Even in the heart of the financial world, public pension funds can’t seem to get a good deal. An analysis conducted by New York’s chief fiscal officer found that the city’s public pension funds have lost $2.5 billion to Wall Street fees, the New York Times reports.

In the past decade, the chunk of pension assets invested in standard-issue stocks and bonds saw above-average returns, totaling $2 billion. But those gains were almost entirely wiped out by management fees, said Comptroller Scott Stringer, leaving pensions just $40 million above what they would have pulled in on the broader market.

In the smaller slice of assets invested in more sophisticated products, however, fees gobbled up $2.5 billion, the analysis found. Though these pricier, more esoteric investments are often justified by higher expected returns, the report finds the costs weren’t worth it.

New York’s five public pension funds hold the nest eggs of more than 700,000 public employees. At $160 billion, the funds make up the fourth-largest public pension system in the country.

The analysis was the first of its kind conducted by the city to factor in fees. “It’s shocking to realize that fees have not only wiped out any benefit to the funds, but have in fact cost taxpayers billions of dollars in lost return,” Stringer told the Times.

The reckoning comes as states and municipalities increasingly move to reconsider their pension arrangements with investment advisers. Last month, Pennsylvania Gov. Tom Wolf decried the high fees his state’s pensions deliver to Wall Street money managers.
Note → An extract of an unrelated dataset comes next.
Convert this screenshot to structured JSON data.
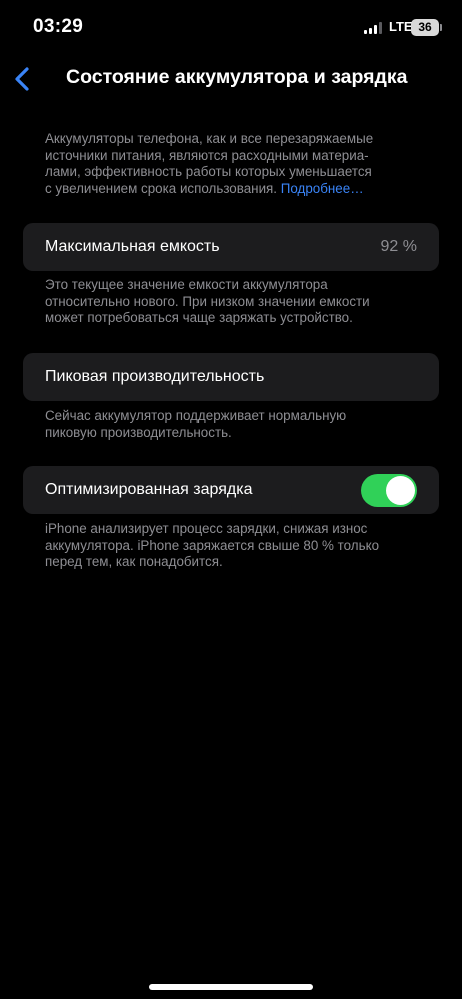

Last year, the country’s largest pension fund, California’s CalPERS, swore off hedge fund investments, citing costs and management issues.

“We asked a simple question: Are we getting value for the fees we’re paying to Wall Street?” Stringer told the Times. The answer, it turns out, was no.